Avoiding Negative Deferred Annuity Surprises

Achieving solid gift annuity reserve investment returns, following the ACGA rates, and monitoring annuity market values can keep deferred gift annuities out of trouble. Investment returns during the deferral period need to be like Goldilocks’s porridge, not too hot, not too cold, but just right. Losses due to equity risk during the deferral period can spell disaster for deferred annuities. The impact of negative or anemic returns is to increase the effective payout by reducing the annuity principal. Overly conservative investment in fixed income arrangements can cause the principal to fall behind the compounding rate of a deferred annuity. “Just right” investing will match or exceed the compounding rate without exposing the gift annuity reserve to excessive fluctuations in value.

The ACGA uses conservative assumptions in setting immediate and deferred gift annuity rates. Gross investment returns are 3.75% with a 1% management fee. Therefore, net returns both for rate setting for immediate annuities and compounding for computing deferred annuities is based on net returns of 2.75%.
At the other extreme is risk avoidance at the expense of returns. As of this writing, the best CD rate for terms exceeding 5 years is 1.1%. A 20-year Treasury note yields 1.753%. Investment grade bonds offer higher yields but carry their own risks. Bonds are less risky than stocks, but that does not mean there is no chance of losing principal. Bond prices decline when interest rates rise, when the issuer experiences a negative credit event, or as market liquidity dries up. Inflation can also erode the returns on bonds, as well as taxes or regulatory changes.

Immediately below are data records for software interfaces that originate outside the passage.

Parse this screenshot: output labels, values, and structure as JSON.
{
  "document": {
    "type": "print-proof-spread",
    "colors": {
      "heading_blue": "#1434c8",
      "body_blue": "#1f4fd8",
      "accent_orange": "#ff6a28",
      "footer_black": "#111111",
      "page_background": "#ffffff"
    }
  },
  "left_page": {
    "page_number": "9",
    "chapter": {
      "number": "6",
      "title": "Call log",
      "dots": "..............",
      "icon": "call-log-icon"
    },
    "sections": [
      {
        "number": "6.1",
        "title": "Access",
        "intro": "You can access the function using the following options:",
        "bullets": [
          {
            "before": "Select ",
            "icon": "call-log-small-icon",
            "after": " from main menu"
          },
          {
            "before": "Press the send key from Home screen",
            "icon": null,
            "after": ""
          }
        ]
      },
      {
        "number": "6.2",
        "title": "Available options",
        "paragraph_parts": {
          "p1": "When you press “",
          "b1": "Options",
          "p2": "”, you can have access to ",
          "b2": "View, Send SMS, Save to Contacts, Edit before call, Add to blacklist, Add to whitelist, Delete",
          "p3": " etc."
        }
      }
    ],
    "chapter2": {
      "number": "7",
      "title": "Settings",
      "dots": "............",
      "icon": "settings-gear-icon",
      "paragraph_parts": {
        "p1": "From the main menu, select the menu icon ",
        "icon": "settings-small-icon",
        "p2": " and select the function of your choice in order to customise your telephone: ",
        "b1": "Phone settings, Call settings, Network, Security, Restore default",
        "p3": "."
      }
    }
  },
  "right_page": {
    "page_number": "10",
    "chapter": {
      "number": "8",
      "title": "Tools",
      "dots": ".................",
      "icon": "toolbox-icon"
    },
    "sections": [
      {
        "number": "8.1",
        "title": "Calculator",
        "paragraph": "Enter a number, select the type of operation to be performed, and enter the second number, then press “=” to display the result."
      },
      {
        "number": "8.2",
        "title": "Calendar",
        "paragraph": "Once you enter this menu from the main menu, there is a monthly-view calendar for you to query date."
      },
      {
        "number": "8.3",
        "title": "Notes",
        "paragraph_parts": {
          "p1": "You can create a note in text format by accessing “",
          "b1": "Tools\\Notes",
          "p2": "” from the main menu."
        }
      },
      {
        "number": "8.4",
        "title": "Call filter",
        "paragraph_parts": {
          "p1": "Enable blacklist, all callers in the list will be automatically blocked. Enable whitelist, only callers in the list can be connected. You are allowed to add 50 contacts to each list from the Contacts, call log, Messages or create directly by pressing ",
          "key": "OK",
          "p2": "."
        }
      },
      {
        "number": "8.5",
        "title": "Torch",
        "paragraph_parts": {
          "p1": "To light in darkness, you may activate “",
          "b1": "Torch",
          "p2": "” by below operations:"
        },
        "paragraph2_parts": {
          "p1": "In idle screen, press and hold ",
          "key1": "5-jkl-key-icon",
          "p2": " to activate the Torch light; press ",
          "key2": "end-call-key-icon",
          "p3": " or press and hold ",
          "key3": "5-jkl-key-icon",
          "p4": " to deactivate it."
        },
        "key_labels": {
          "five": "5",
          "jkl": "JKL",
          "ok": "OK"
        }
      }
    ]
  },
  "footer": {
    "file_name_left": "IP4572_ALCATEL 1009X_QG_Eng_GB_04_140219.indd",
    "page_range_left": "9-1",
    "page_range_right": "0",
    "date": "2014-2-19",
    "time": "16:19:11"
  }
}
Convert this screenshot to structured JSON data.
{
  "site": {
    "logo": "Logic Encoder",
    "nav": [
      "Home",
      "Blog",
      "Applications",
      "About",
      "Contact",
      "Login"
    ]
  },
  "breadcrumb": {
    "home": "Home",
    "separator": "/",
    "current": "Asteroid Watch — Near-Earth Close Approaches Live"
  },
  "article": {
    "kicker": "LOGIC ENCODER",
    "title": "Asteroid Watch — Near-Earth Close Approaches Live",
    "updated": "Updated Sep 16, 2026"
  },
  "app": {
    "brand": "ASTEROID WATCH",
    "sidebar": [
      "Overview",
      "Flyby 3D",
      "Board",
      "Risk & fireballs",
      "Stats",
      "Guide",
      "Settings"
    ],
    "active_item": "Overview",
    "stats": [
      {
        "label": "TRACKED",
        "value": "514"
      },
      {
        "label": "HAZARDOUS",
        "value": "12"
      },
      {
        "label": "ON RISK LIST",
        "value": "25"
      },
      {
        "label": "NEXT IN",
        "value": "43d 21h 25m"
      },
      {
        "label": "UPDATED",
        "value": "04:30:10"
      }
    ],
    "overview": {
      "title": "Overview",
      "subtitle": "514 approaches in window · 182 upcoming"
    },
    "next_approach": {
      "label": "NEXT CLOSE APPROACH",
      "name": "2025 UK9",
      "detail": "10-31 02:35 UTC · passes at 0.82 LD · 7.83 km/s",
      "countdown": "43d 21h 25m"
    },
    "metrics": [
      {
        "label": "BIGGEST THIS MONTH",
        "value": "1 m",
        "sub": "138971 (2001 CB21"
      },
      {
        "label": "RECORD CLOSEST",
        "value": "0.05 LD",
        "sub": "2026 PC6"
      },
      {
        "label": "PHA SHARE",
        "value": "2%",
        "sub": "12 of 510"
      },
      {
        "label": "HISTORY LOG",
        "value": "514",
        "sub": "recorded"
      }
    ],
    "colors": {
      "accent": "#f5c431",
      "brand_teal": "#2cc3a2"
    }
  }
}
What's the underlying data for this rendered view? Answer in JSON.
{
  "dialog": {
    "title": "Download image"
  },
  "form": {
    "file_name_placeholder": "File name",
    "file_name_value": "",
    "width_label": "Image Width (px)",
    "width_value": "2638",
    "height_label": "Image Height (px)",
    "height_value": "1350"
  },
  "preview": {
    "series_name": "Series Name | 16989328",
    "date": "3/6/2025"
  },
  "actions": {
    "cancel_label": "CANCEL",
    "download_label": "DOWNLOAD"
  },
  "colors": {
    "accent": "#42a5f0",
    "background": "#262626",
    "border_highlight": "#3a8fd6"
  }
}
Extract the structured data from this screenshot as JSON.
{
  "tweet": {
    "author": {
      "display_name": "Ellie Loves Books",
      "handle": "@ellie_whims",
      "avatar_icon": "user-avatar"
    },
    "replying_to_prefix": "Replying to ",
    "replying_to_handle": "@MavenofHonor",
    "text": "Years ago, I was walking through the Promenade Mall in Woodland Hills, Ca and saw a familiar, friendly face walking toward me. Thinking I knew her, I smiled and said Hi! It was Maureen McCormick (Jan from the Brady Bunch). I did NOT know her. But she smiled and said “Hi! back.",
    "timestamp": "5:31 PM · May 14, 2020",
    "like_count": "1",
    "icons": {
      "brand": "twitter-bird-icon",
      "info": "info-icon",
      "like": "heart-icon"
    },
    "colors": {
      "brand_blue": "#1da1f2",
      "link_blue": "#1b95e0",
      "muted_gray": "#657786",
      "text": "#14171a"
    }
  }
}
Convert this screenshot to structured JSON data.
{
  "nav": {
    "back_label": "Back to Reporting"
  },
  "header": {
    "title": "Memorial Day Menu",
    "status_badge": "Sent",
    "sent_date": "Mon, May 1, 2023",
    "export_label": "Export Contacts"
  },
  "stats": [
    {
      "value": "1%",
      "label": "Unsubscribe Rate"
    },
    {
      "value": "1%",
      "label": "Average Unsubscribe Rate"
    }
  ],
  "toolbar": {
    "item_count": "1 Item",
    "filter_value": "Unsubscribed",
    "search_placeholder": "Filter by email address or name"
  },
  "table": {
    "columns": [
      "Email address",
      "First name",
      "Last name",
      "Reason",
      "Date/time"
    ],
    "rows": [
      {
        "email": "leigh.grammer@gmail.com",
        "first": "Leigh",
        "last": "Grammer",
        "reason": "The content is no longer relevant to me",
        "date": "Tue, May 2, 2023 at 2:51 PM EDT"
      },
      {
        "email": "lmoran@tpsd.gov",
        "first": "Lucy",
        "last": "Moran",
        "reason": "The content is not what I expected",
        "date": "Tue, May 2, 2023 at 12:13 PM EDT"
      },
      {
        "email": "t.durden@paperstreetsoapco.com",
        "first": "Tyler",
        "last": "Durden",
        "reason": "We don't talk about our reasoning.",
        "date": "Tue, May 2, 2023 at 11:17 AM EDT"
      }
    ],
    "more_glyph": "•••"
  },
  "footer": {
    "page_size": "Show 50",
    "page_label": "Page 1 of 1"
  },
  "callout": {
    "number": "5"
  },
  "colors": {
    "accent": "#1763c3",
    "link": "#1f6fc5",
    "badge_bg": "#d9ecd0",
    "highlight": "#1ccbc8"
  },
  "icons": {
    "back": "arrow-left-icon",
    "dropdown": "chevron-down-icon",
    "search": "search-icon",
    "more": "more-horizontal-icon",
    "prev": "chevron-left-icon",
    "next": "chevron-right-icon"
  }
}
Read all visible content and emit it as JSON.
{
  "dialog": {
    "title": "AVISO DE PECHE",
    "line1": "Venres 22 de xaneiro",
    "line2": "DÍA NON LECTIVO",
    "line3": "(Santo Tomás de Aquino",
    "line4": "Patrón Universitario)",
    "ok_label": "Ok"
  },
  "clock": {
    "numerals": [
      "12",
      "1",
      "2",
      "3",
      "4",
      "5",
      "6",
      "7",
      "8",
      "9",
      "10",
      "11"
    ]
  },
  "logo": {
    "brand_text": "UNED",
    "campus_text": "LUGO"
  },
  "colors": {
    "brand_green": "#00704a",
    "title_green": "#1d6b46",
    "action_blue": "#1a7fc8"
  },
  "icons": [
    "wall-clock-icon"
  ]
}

Gift annuity administration should include monitoring the value of individual annuity contracts. That is the only way to know if an annuity is making or losing money. There are options to address deferred annuities that are losing money. Annuitants may surrender their income interest either in whole or in part. This relieves the issuing charity of liability for paying the annuity. Alternatively, annuitants can cash out their annuity. The annuitant receives a lump sum payment equal to the present value of their future payments. The issuing charity receives the balance, if any, and is relieved of the liability of making payments. These risk control strategies only work when the charity knows the value of each of its annuity contracts.

Conclusion

Deferred annuities offer a flexible solution for donors who want future income at attractive rates. All annuities require scrutiny before acceptance and careful management and monitoring once in place. Deferred annuities deserve scrutiny to avoid a negative surprise. The compounding of the deferred annuity rate generates future liabilities that require careful management. Doing so will avoid unpleasant surprises and could yield happy surprises.